A replacement for the Java Plugin, so Java Applets that use LiveConnect but have no graphics continue to work.
A web browser is a good user interface for a native application. The Java browser Plugin provided an easy way for Java programs, configured as Applets, to manipulate webpages, and for the webpages to both get and set Java fields and call Java methods via the LiveConnect API (https://www.oracle.com/technetwork/java/javase/overview/liveconnect-docs-349790.html). This was in addition to the ability of Applets to display their graphics in a rectangle on their webpages.
However both the Java Plugin and Applets are now being deprecated as security and browser-stability risks. Continued use of them requires use of an older browser version, and soon an older Java version.

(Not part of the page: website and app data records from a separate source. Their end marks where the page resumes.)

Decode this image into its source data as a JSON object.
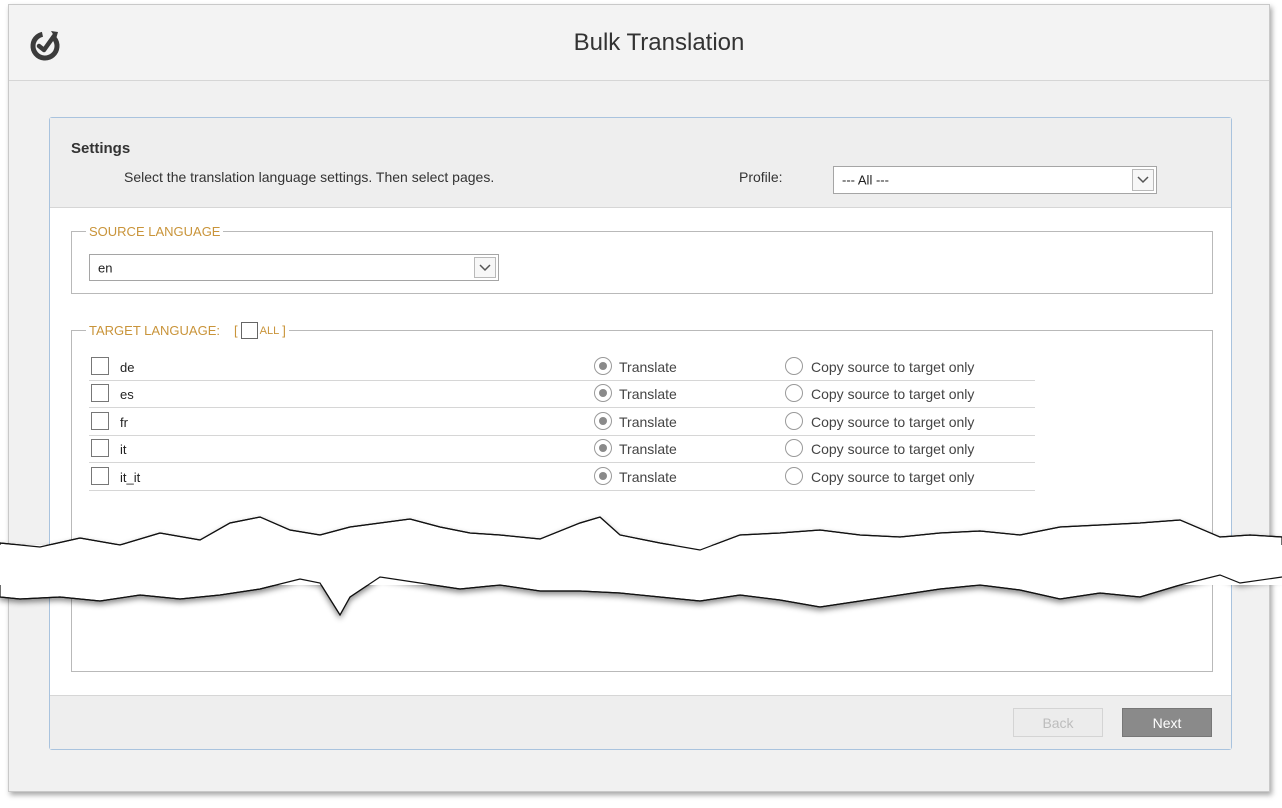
{
  "header": {
    "title": "Bulk Translation",
    "logo_icon": "refresh-check-logo-icon"
  },
  "settings": {
    "title": "Settings",
    "description": "Select the translation language settings. Then select pages.",
    "profile_label": "Profile:",
    "profile_value": "--- All ---"
  },
  "source_language": {
    "legend": "SOURCE LANGUAGE",
    "value": "en"
  },
  "target_language": {
    "legend": "TARGET LANGUAGE:",
    "bracket_open": "[",
    "all_label": "ALL",
    "bracket_close": "]",
    "all_checked": false,
    "translate_label": "Translate",
    "copy_label": "Copy source to target only",
    "languages": [
      {
        "code": "de",
        "checked": false,
        "mode": "translate"
      },
      {
        "code": "es",
        "checked": false,
        "mode": "translate"
      },
      {
        "code": "fr",
        "checked": false,
        "mode": "translate"
      },
      {
        "code": "it",
        "checked": false,
        "mode": "translate"
      },
      {
        "code": "it_it",
        "checked": false,
        "mode": "translate"
      }
    ]
  },
  "footer": {
    "back_label": "Back",
    "back_enabled": false,
    "next_label": "Next"
  },
  "colors": {
    "accent_legend": "#c9943a",
    "dialog_border": "#a9c3de",
    "next_button": "#8a8a8a"
  }
}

The alternative to using this extension to turn a browser into a Java user interface would be to write the Java Program as a backend API, and have the browser frontend interact with this via Ajax/XMLHttpRequest calls, perhaps under a framework such as React. This does have the advantage of weak coupling, allowing the backend and frontend to be separately developed, and simultaneously accessed from multiple browsers. But, besides the obvious advantage for UIs already written as Applets, the remote procedure call and remote DOM manipulation paradigm of JSJBridge/LiveConnect, and the automatic start-stop synchronisation of the front and back ends, can continue to make this an easy, efficient, fast, and powerful solution.
This extension and its associated Java library are licensed under Version 1 of the DevWheels Licence (https://devwheels.com). Read the licence for the precise conditions, but a simple summary would be:
1. You can use this package without payment for evaluation, internal testing, and development work on your application or fork.
2. However you must pay me AUD $20 for each browser on which this is installed and otherwise run.
3. The cost of an update is the difference between the costs of the versions you are upgrading between.
4. You can release your own modified or unmodified version, and charge what you like, as long as you keep the same licence, which means complying with point 2 and forwarding AUD $20 to me for each production installation.
The advantage of this licence is that it both retains the enhanced debugging, customisation, risk-mitigation, and community development of Free/Open Source software (its most important features IMHO), while making it practical for developers to earn a living directly from their software (or their documentation writing, or their marketing nous).
If you have an idea for, or an implementation of, enhancements, I encourage you see whether they can be incorporated into my extension rather than publishing your own fork. We may be able to come to an agreement for a revenue share, and reduce the number of similar extensions.
The JSJBridge source code: https://github.com/mrj/jsjbridge
Migrating from Applets and the Java Plugin to WebpageHelpers and JSJBridge: https://github.com/mrj/jsjbridge/blob/master/MigrationInstructions.md